### ACTIVITY
Nothing but the records, repeated exactly, should form the response.

### EXTRACTED DATA
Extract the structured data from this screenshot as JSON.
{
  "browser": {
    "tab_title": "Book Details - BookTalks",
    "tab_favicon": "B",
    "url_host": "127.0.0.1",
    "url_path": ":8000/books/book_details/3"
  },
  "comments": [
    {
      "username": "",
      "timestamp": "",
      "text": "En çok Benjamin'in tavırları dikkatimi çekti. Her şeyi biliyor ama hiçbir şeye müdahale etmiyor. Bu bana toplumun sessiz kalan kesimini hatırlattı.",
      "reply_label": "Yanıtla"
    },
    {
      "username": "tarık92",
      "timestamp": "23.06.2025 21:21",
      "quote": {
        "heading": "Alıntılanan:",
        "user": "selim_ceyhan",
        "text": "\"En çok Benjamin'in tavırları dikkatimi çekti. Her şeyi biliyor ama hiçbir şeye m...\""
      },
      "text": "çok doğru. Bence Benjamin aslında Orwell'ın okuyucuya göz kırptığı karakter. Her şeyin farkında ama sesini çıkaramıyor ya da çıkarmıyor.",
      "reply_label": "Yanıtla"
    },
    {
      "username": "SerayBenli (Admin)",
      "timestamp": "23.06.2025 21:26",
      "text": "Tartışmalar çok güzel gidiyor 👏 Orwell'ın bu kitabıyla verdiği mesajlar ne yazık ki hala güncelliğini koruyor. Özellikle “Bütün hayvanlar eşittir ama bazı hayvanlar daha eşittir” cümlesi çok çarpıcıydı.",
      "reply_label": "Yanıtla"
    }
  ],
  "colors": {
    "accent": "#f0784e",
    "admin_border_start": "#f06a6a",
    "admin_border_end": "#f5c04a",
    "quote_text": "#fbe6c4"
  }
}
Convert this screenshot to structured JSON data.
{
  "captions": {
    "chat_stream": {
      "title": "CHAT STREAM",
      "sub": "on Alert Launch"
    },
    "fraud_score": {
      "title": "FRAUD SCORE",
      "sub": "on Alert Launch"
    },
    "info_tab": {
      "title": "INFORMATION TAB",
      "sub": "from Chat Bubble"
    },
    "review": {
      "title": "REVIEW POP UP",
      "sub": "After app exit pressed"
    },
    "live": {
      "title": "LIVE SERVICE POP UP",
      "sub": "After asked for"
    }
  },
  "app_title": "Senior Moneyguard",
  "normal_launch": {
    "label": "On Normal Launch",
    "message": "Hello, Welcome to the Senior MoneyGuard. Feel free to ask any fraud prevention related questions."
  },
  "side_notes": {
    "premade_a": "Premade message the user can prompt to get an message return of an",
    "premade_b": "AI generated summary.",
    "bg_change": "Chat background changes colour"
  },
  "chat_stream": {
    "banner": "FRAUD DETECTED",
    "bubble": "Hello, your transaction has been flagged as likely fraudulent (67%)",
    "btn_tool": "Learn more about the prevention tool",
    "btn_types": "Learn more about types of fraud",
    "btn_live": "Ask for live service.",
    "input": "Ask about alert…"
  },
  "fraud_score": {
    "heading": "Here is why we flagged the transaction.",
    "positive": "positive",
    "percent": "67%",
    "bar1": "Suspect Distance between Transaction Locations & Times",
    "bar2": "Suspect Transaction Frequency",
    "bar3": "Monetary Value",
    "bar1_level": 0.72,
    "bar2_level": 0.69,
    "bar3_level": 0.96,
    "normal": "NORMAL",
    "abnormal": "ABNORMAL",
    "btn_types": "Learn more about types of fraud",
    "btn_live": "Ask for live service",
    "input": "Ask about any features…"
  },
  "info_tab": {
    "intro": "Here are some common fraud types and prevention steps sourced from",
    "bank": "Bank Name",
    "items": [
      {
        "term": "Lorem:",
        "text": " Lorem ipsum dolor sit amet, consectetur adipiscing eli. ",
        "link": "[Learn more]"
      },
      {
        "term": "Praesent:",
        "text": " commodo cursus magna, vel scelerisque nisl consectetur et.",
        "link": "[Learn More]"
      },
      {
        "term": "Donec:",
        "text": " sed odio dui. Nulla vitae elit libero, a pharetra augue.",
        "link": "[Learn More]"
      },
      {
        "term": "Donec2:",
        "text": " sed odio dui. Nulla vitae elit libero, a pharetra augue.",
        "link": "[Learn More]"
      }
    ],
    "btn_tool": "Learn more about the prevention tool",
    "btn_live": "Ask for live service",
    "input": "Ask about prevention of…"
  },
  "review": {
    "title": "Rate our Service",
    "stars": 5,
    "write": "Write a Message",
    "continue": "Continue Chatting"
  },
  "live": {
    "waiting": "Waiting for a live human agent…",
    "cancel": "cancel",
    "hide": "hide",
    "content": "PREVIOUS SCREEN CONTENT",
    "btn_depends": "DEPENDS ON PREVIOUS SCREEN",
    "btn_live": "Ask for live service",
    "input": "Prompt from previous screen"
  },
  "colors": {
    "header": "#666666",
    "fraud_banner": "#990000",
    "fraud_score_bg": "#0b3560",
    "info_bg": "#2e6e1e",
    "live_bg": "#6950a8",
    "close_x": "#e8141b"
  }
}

### SOLUTION
Extract the structured data from this screenshot as JSON.
{
  "browser": {
    "tab_title": "Book Details - BookTalks",
    "tab_favicon": "B",
    "url_host": "127.0.0.1",
    "url_path": ":8000/books/book_details/3"
  },
  "comments": [
    {
      "username": "",
      "timestamp": "",
      "text": "En çok Benjamin'in tavırları dikkatimi çekti. Her şeyi biliyor ama hiçbir şeye müdahale etmiyor. Bu bana toplumun sessiz kalan kesimini hatırlattı.",
      "reply_label": "Yanıtla"
    },
    {
      "username": "tarık92",
      "timestamp": "23.06.2025 21:21",
      "quote": {
        "heading": "Alıntılanan:",
        "user": "selim_ceyhan",
        "text": "\"En çok Benjamin'in tavırları dikkatimi çekti. Her şeyi biliyor ama hiçbir şeye m...\""
      },
      "text": "çok doğru. Bence Benjamin aslında Orwell'ın okuyucuya göz kırptığı karakter. Her şeyin farkında ama sesini çıkaramıyor ya da çıkarmıyor.",
      "reply_label": "Yanıtla"
    },
    {
      "username": "SerayBenli (Admin)",
      "timestamp": "23.06.2025 21:26",
      "text": "Tartışmalar çok güzel gidiyor 👏 Orwell'ın bu kitabıyla verdiği mesajlar ne yazık ki hala güncelliğini koruyor. Özellikle “Bütün hayvanlar eşittir ama bazı hayvanlar daha eşittir” cümlesi çok çarpıcıydı.",
      "reply_label": "Yanıtla"
    }
  ],
  "colors": {
    "accent": "#f0784e",
    "admin_border_start": "#f06a6a",
    "admin_border_end": "#f5c04a",
    "quote_text": "#fbe6c4"
  }
}
Convert this screenshot to structured JSON data.
{
  "captions": {
    "chat_stream": {
      "title": "CHAT STREAM",
      "sub": "on Alert Launch"
    },
    "fraud_score": {
      "title": "FRAUD SCORE",
      "sub": "on Alert Launch"
    },
    "info_tab": {
      "title": "INFORMATION TAB",
      "sub": "from Chat Bubble"
    },
    "review": {
      "title": "REVIEW POP UP",
      "sub": "After app exit pressed"
    },
    "live": {
      "title": "LIVE SERVICE POP UP",
      "sub": "After asked for"
    }
  },
  "app_title": "Senior Moneyguard",
  "normal_launch": {
    "label": "On Normal Launch",
    "message": "Hello, Welcome to the Senior MoneyGuard. Feel free to ask any fraud prevention related questions."
  },
  "side_notes": {
    "premade_a": "Premade message the user can prompt to get an message return of an",
    "premade_b": "AI generated summary.",
    "bg_change": "Chat background changes colour"
  },
  "chat_stream": {
    "banner": "FRAUD DETECTED",
    "bubble": "Hello, your transaction has been flagged as likely fraudulent (67%)",
    "btn_tool": "Learn more about the prevention tool",
    "btn_types": "Learn more about types of fraud",
    "btn_live": "Ask for live service.",
    "input": "Ask about alert…"
  },
  "fraud_score": {
    "heading": "Here is why we flagged the transaction.",
    "positive": "positive",
    "percent": "67%",
    "bar1": "Suspect Distance between Transaction Locations & Times",
    "bar2": "Suspect Transaction Frequency",
    "bar3": "Monetary Value",
    "bar1_level": 0.72,
    "bar2_level": 0.69,
    "bar3_level": 0.96,
    "normal": "NORMAL",
    "abnormal": "ABNORMAL",
    "btn_types": "Learn more about types of fraud",
    "btn_live": "Ask for live service",
    "input": "Ask about any features…"
  },
  "info_tab": {
    "intro": "Here are some common fraud types and prevention steps sourced from",
    "bank": "Bank Name",
    "items": [
      {
        "term": "Lorem:",
        "text": " Lorem ipsum dolor sit amet, consectetur adipiscing eli. ",
        "link": "[Learn more]"
      },
      {
        "term": "Praesent:",
        "text": " commodo cursus magna, vel scelerisque nisl consectetur et.",
        "link": "[Learn More]"
      },
      {
        "term": "Donec:",
        "text": " sed odio dui. Nulla vitae elit libero, a pharetra augue.",
        "link": "[Learn More]"
      },
      {
        "term": "Donec2:",
        "text": " sed odio dui. Nulla vitae elit libero, a pharetra augue.",
        "link": "[Learn More]"
      }
    ],
    "btn_tool": "Learn more about the prevention tool",
    "btn_live": "Ask for live service",
    "input": "Ask about prevention of…"
  },
  "review": {
    "title": "Rate our Service",
    "stars": 5,
    "write": "Write a Message",
    "continue": "Continue Chatting"
  },
  "live": {
    "waiting": "Waiting for a live human agent…",
    "cancel": "cancel",
    "hide": "hide",
    "content": "PREVIOUS SCREEN CONTENT",
    "btn_depends": "DEPENDS ON PREVIOUS SCREEN",
    "btn_live": "Ask for live service",
    "input": "Prompt from previous screen"
  },
  "colors": {
    "header": "#666666",
    "fraud_banner": "#990000",
    "fraud_score_bg": "#0b3560",
    "info_bg": "#2e6e1e",
    "live_bg": "#6950a8",
    "close_x": "#e8141b"
  }
}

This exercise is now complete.